EASTER 2034, and the holiday tournament was well under way at Olditz, the maximum-security home for bewildered chess players in the newly formed state of Amnesia. No grandmaster had ever escaped from Olditz, perhaps because there was no reason even to try.

Europe's most luxurious retirement home had a curious history. It all began in the early 21st century, when the economic problems of eastern Europe were solved by selling the old territory of Silesia to the royal family of Jordan. The King promptly moved his palace from Amman and named the new state Amman-in-Silesia, but everyone called it Amnesia for short, and the name soon became official.

'I came to Amnesia to forget,' said Bobby, the first of many to settle in the state as a means of avoiding the US Inland Revenue Service. He had previously been lying low in the Spanish state of Catatonia, and was happy to find somewhere safe to live at last.

Others followed, taking advantage of Amnesia's status as a tax haven.

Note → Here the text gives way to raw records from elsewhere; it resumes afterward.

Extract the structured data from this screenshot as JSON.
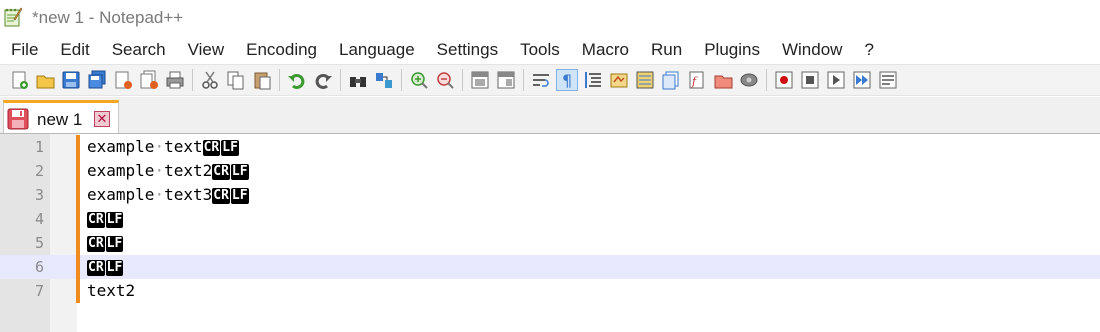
{
  "window": {
    "title": "*new 1 - Notepad++"
  },
  "menu": [
    "File",
    "Edit",
    "Search",
    "View",
    "Encoding",
    "Language",
    "Settings",
    "Tools",
    "Macro",
    "Run",
    "Plugins",
    "Window",
    "?"
  ],
  "toolbar": {
    "groups": [
      [
        "new-file-icon",
        "open-file-icon",
        "save-icon",
        "save-all-icon",
        "close-icon",
        "close-all-icon",
        "print-icon"
      ],
      [
        "cut-icon",
        "copy-icon",
        "paste-icon"
      ],
      [
        "undo-icon",
        "redo-icon"
      ],
      [
        "find-icon",
        "replace-icon"
      ],
      [
        "zoom-in-icon",
        "zoom-out-icon"
      ],
      [
        "sync-vertical-icon",
        "sync-horizontal-icon"
      ],
      [
        "word-wrap-icon",
        "show-all-characters-icon",
        "indent-guide-icon",
        "user-language-icon",
        "document-map-icon",
        "document-list-icon",
        "function-list-icon",
        "folder-as-workspace-icon",
        "monitoring-icon"
      ],
      [
        "record-macro-icon",
        "stop-recording-icon",
        "playback-macro-icon",
        "run-macro-multiple-icon",
        "save-macro-icon"
      ]
    ],
    "active": "show-all-characters-icon"
  },
  "tabs": [
    {
      "label": "new 1",
      "icon": "unsaved-file-icon",
      "close_icon": "close-tab-icon"
    }
  ],
  "editor": {
    "current_line": 6,
    "eol_markers": [
      "CR",
      "LF"
    ],
    "whitespace_marker": "·",
    "lines": [
      {
        "num": "1",
        "segments": [
          "example",
          "text"
        ],
        "eol": true
      },
      {
        "num": "2",
        "segments": [
          "example",
          "text2"
        ],
        "eol": true
      },
      {
        "num": "3",
        "segments": [
          "example",
          "text3"
        ],
        "eol": true
      },
      {
        "num": "4",
        "segments": [],
        "eol": true
      },
      {
        "num": "5",
        "segments": [],
        "eol": true
      },
      {
        "num": "6",
        "segments": [],
        "eol": true
      },
      {
        "num": "7",
        "segments": [
          "text2"
        ],
        "eol": false
      }
    ]
  },
  "colors": {
    "change_bar": "#f08c1e",
    "current_line": "#e8e8ff",
    "tab_accent": "#f5a623"
  }
}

They were also eager to take up Bobby's challenge: 'I'll play anyone, any time, any place, for as much money as you've ever seen.' Only when they arrived did they notice the small print, which added: 'As long as I can pick my own opponent, choose the playing schedule, avoid any venue which has an extradition treaty with the United States, and play with my clock and by my rules, with someone else putting up the money.'

In his idle evenings at Olditz, Bobby had been perfecting the rules of chess again. Now 91, he had mellowed considerably from his earlier years; he rarely spat at any correspondence, and had become quite philosophical about how competition had been ruining the beauty of chess.

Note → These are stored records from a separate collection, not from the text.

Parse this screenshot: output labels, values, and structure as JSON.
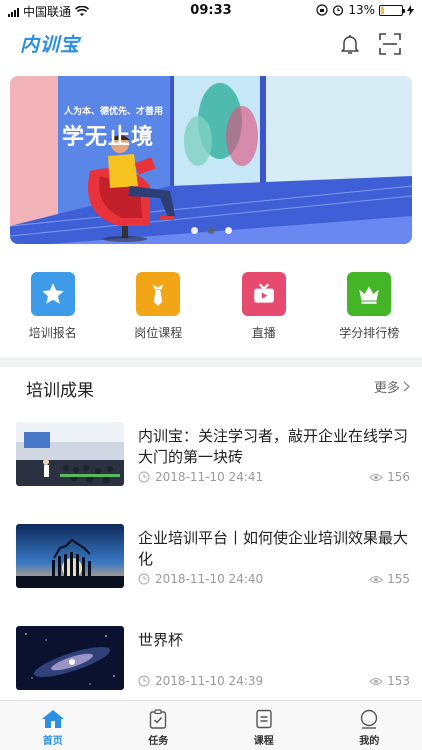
{
  "status_bar": {
    "carrier": "中国联通",
    "time": "09:33",
    "battery_percent": "13%",
    "battery_level": 0.13
  },
  "header": {
    "logo_text": "内训宝",
    "icons": [
      "bell-icon",
      "scan-icon"
    ]
  },
  "banner": {
    "tagline": "人为本、德优先、才善用",
    "headline": "学无止境",
    "slide_count": 3,
    "active_slide": 2
  },
  "quick_nav": [
    {
      "label": "培训报名",
      "icon": "star-icon",
      "color": "#3d9be9"
    },
    {
      "label": "岗位课程",
      "icon": "tie-icon",
      "color": "#f2a516"
    },
    {
      "label": "直播",
      "icon": "tv-icon",
      "color": "#e64a6e"
    },
    {
      "label": "学分排行榜",
      "icon": "crown-icon",
      "color": "#43b526"
    }
  ],
  "section": {
    "title": "培训成果",
    "more_label": "更多"
  },
  "articles": [
    {
      "title": "内训宝：关注学习者，敲开企业在线学习大门的第一块砖",
      "date": "2018-11-10 24:41",
      "views": "156"
    },
    {
      "title": "企业培训平台丨如何使企业培训效果最大化",
      "date": "2018-11-10 24:40",
      "views": "155"
    },
    {
      "title": "世界杯",
      "date": "2018-11-10 24:39",
      "views": "153"
    }
  ],
  "tabbar": [
    {
      "label": "首页",
      "icon": "home-icon",
      "active": true
    },
    {
      "label": "任务",
      "icon": "task-icon",
      "active": false
    },
    {
      "label": "课程",
      "icon": "course-icon",
      "active": false
    },
    {
      "label": "我的",
      "icon": "profile-icon",
      "active": false
    }
  ],
  "colors": {
    "accent": "#2b8fe3",
    "divider": "#f1f2f4",
    "meta_text": "#9a9a9a"
  }
}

His new rules left no winners or losers in the conventional manner, but had both sides striving together to create artistic finishes. And that old rule about White and Black alternating had to go too. How can you expect to create a work of art when the other side keeps making moves to interfere? It was far better to let each side make a string of moves to accomplish an objective before the other replied.

The new laws were simple: you throw a pair of dice - he'd had trouble convincing the Jordanians about that as they had a curious aversion to games of chance - and whoever is to play then makes as many consecutive moves as indicated on the dice. If you give check at any move, your sequence terminates. And the primary object of the game is not to win, but to create elegant positions.

At the end of the game, two sets of marks are awarded for artistic merit and technical achievement, by a panel of judges selected according to the most rigorous conditions imaginable. Indeed, the only person qualified to act as a judge was Bobby himself. Yet, as he frequently pointed out, he was always scrupulously impartial.

Take the final game of the tournament, for example. Bobby was playing Black against Garry and they reached the position illustrated in the diagram. Bobby threw a 10. Easy, thought the spectators, with that many moves he'll promote his pawns and mate easily. But Bobby sank deeply into thought before producing a sensational sequence of 10 moves. Garry looked at the board in wonderment, and without even bothering to roll the dice, made just one White move.

'Mate,' he said. The judge was unanimous: Bobby scored 6.0 for artistic impression and the same for technical achievement, with Garry only marginally behind. Garry thought about retracting his final move, but he too had realised that winning was not the most important thing. 'Nice finish,' he said, shaking Bobby's bony fingers, and the two old men walked away together beaming with mutual satisfaction.

If you can't work out the 10 black moves, we'll tell you them tomorrow.

(Graphic omitted)